Each Emacs frame normally has a menu bar at the top which you can use to perform common operations. There’s no need to list them here, as you can more easily see them yourself.

On a display that supports a mouse, you can use the mouse to choose a command from the menu bar. An arrow on the right edge of a menu item means it leads to a subsidiary menu, or submenu. A ‘...’ at the end of a menu item means that the command will prompt you for further input before it actually does anything.

Some of the commands in the menu bar have ordinary key bindings as well; if so, a key binding is shown in parentheses after the item itself. To view the full command name and documentation for a menu item, type C-h k, and then select the menu bar with the mouse in the usual way (@pxref{Key Help}).

Instead of using the mouse, you can also invoke the first menu bar item by pressing <F10> (to run the command menu-bar-open). You can then navigate the menus with the arrow keys. To activate a selected menu item, press <RET>; to cancel menu navigation, press C-g or <ESC> <ESC> <ESC>. (However, note that when Emacs was built with a GUI toolkit, the menus are drawn and controlled by the toolkit, and the key sequences to cancel menu navigation might be different from the above description.)

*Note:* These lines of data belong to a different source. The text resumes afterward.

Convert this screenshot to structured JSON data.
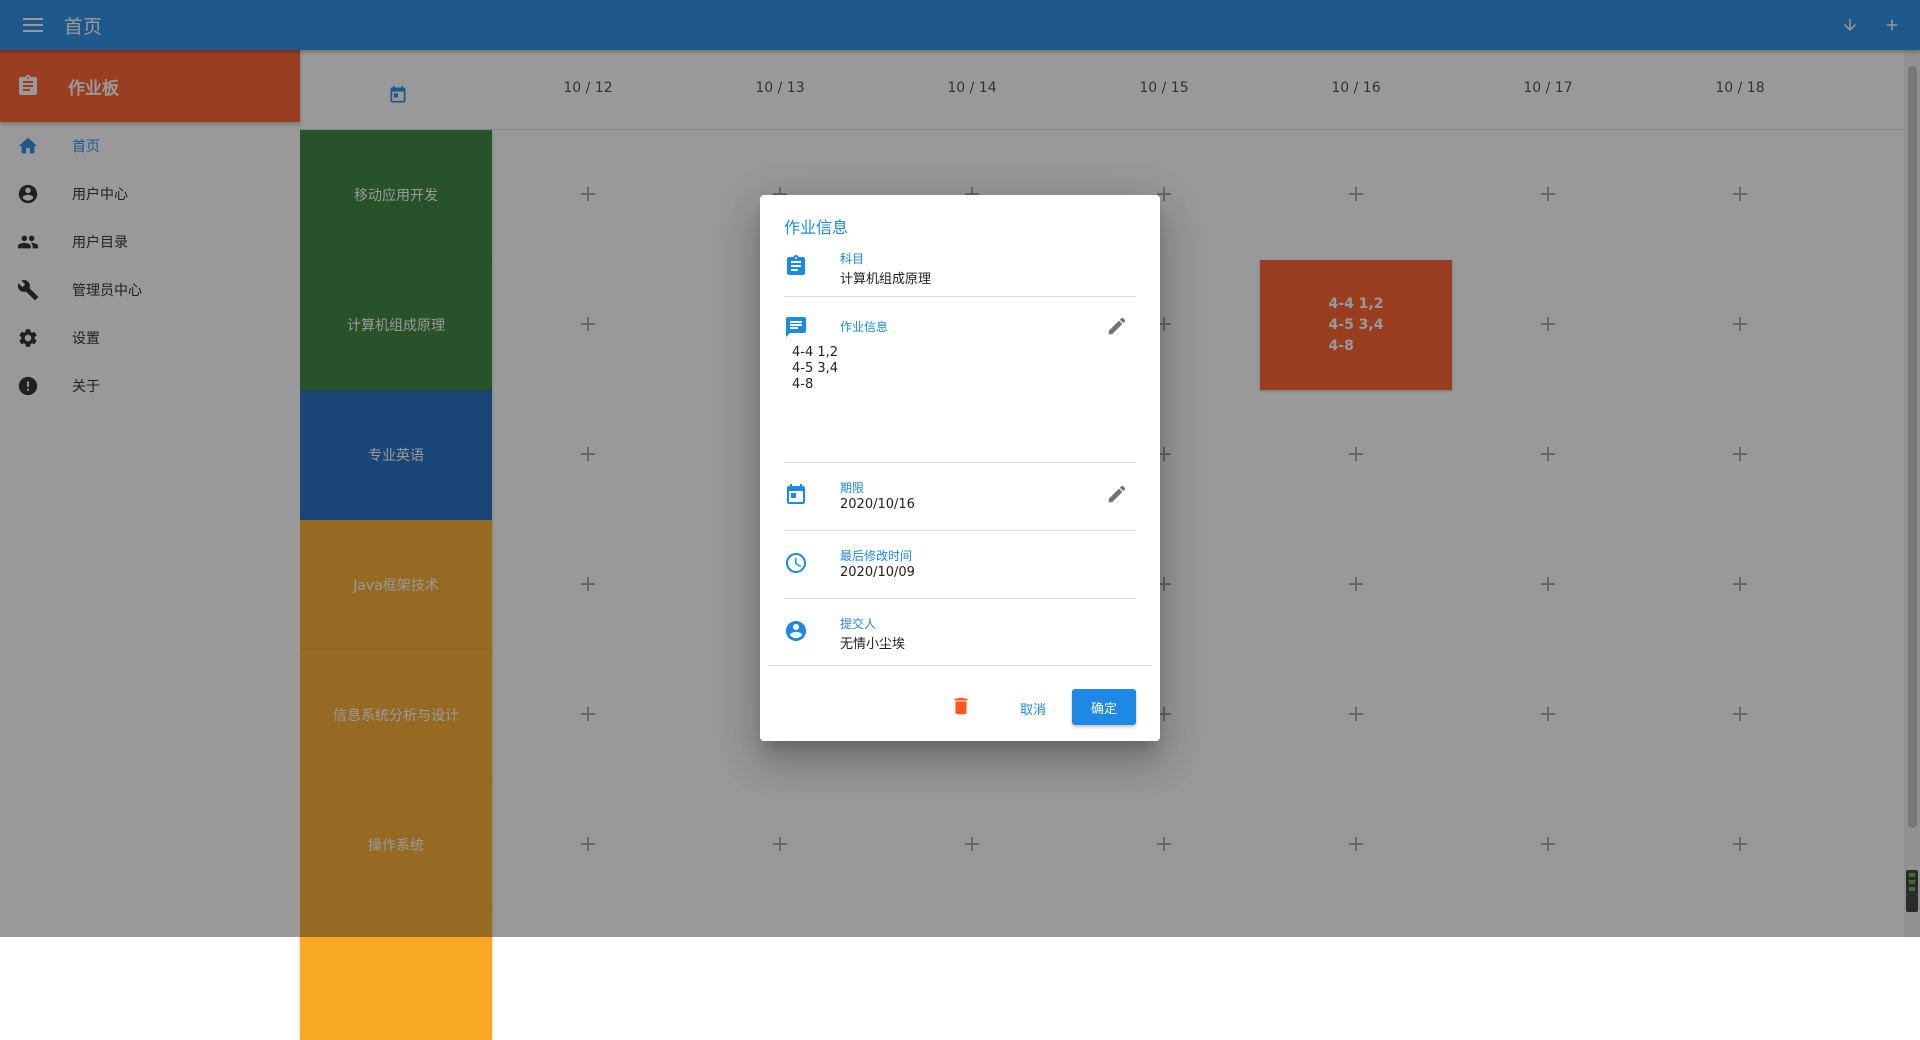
{
  "appbar": {
    "title": "首页",
    "menu_icon": "menu-icon",
    "actions": [
      "arrow-down-icon",
      "add-icon"
    ]
  },
  "sidebar": {
    "header_label": "作业板",
    "header_icon": "clipboard-icon",
    "items": [
      {
        "label": "首页",
        "icon": "home-icon",
        "active": true
      },
      {
        "label": "用户中心",
        "icon": "account-circle-icon",
        "active": false
      },
      {
        "label": "用户目录",
        "icon": "people-icon",
        "active": false
      },
      {
        "label": "管理员中心",
        "icon": "wrench-icon",
        "active": false
      },
      {
        "label": "设置",
        "icon": "gear-icon",
        "active": false
      },
      {
        "label": "关于",
        "icon": "alert-circle-icon",
        "active": false
      }
    ]
  },
  "grid": {
    "days": [
      "10 / 12",
      "10 / 13",
      "10 / 14",
      "10 / 15",
      "10 / 16",
      "10 / 17",
      "10 / 18"
    ],
    "subjects": [
      {
        "name": "移动应用开发",
        "color": "#2e7d32"
      },
      {
        "name": "计算机组成原理",
        "color": "#2e7d32"
      },
      {
        "name": "专业英语",
        "color": "#1565c0"
      },
      {
        "name": "Java框架技术",
        "color": "#f9a825"
      },
      {
        "name": "信息系统分析与设计",
        "color": "#f9a825"
      },
      {
        "name": "操作系统",
        "color": "#f9a825"
      },
      {
        "name": "",
        "color": "#f9a825"
      }
    ],
    "homework": {
      "subject_index": 1,
      "day_index": 4,
      "text": "4-4 1,2\n4-5 3,4\n4-8",
      "color": "#ff5722"
    }
  },
  "dialog": {
    "title": "作业信息",
    "subject_label": "科目",
    "subject_value": "计算机组成原理",
    "info_label": "作业信息",
    "info_text": "4-4 1,2\n4-5 3,4\n4-8",
    "deadline_label": "期限",
    "deadline_value": "2020/10/16",
    "modified_label": "最后修改时间",
    "modified_value": "2020/10/09",
    "submitter_label": "提交人",
    "submitter_value": "无情小尘埃",
    "cancel_label": "取消",
    "ok_label": "确定"
  },
  "colors": {
    "primary": "#1e88e5",
    "accent": "#ff5722"
  }
}
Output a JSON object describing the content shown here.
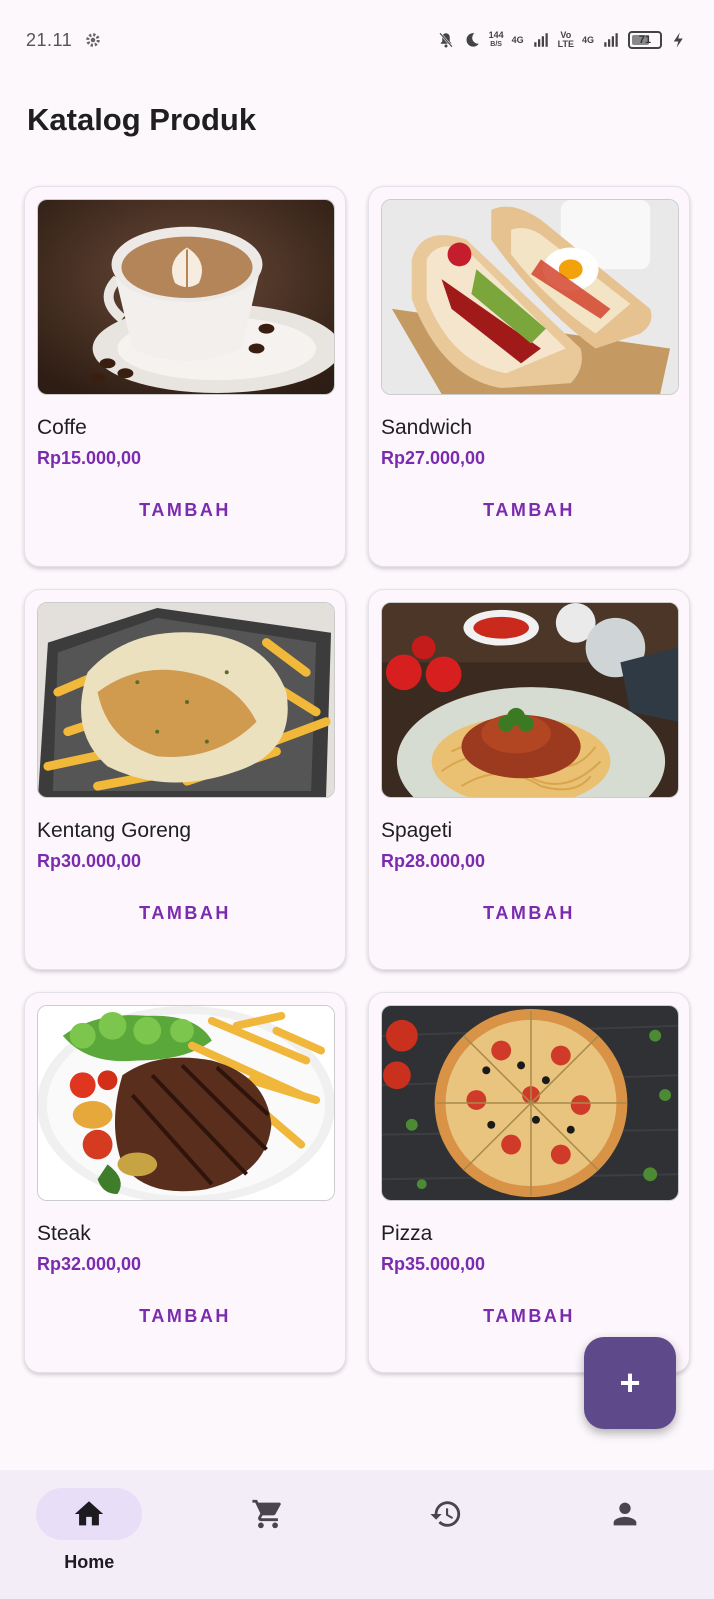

On a text terminal, you can optionally access the menu-bar menus in the echo area. To this end, customize the variable tty-menu-open-use-tmm to a non-nil value. Then typing <F10> will run the command tmm-menubar instead of dropping down the menu. (You can also type M-`, which always invokes tmm-menubar.) tmm-menubar lets you select a menu item with the keyboard. A provisional choice appears in the echo area. You can use the up and down arrow keys to move through the menu to different items, and then you can type <RET> to select the item. Each menu item is also designated by a letter or digit (usually the initial of some word in the item’s name). This letter or digit is separated from the item name by ‘==>’. You can type the item’s letter or digit to select the item.


[Top] [Contents] [Index] [ ? ]

Footnotes

(1)

The term “point” comes from the character ‘.’, which was the command in TECO (the language in which the original Emacs was written) for accessing the editing position.


[Top] [Contents] [Index] [ ? ]

About This Document

This document was generated on September 13, 2017 using texi2html.

The buttons in the navigation panels have the following meaning:

Button Name Go to From 1.2.3 go to
[ << ] FastBack Beginning of this chapter or previous chapter 1
[ < ] Back Previous section in reading order 1.2.2
[ Up ] Up Up section 1.2
[ > ] Forward Next section in reading order 1.2.4
[ >> ] FastForward Next chapter 2
[Top] Top Cover (top) of document  
[Contents] Contents Table of contents  
[Index] Index Index  
[ ? ] About About (help)  

where the Example assumes that the current position is at Subsubsection One-Two-Three of a document of the following structure:


This document was generated on September 13, 2017 using texi2html.